  • Carter, Corey A.; Oronsky, Bryan T.; Roswarski, Joseph; Oronsky, Arnold L.; Oronsky, Neil; Scicinski, Jan; Lybeck, Harry; Kim, Michelle M.; Lybeck, Michelle; Reid, Tony R. (2017)
    Checkpoint inhibitors, monoclonal antibodies that inhibit PD-1 or CTLA-4, have revolutionized the treatment of multiple cancers. Despite the enthusiasm for the clinical successes of checkpoint inhibitors, and immunotherapy, in general, only a minority of patients with specific tumor types actually benefit from treatment. Emerging evidence implicates epigenetic alterations as a mechanism of clinical resistance to immunotherapy. This review presents evidence for that association, summarizes the epi-based mechanisms by which tumors evade immunogenic cell death, discusses epigenetic modulation as a component of an integrated strategy to boost anticancer T cell effector function in relation to a tumor immunosuppression cycle and, finally, makes the case that the success of this no-patient-left-behind strategy critically depends on the toxicity profile of the epigenetic agent(s).

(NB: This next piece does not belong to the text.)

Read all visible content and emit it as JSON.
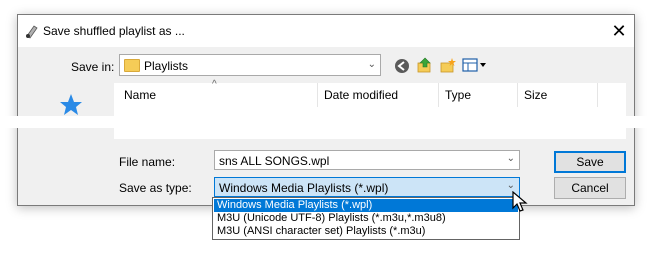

  • Feola, Sara; Chiaro, Jacopo; Martins, Beatriz; Cerullo, Vincenzo (2020)
    According to the latest available data, cancer is the second leading cause of death, highlighting the need for novel cancer therapeutic approaches. In this context, immunotherapy is emerging as a reliable first-line treatment for many cancers, particularly metastatic melanoma. Indeed, cancer immunotherapy has attracted great interest following the recent clinical approval of antibodies targeting immune checkpoint molecules, such as PD-1, PD-L1, and CTLA-4, that release the brakes of the immune system, thus reviving a field otherwise poorly explored. Cancer immunotherapy mainly relies on the generation and stimulation of cytotoxic CD8 T lymphocytes (CTLs) within the tumor microenvironment (TME), priming T cells and establishing efficient and durable anti-tumor immunity. Therefore, there is a clear need to define and identify immunogenic T cell epitopes to use in therapeutic cancer vaccines. Naturally presented antigens in the human leucocyte antigen-1 (HLA-I) complex on the tumor surface are the main protagonists in evocating a specific anti-tumor CD8+ T cell response. However, the methodologies for their identification have been a major bottleneck for their reliable characterization. Consequently, the field of antigen discovery has yet to improve. The current review is intended to define what are today known as tumor antigens, with a main focus on CTL antigenic peptides. We also review the techniques developed and employed to date for antigen discovery, exploring both the direct elution of HLA-I peptides and the in silico prediction of epitopes. Finally, the last part of the review analyses the future challenges and direction of the antigen discovery field.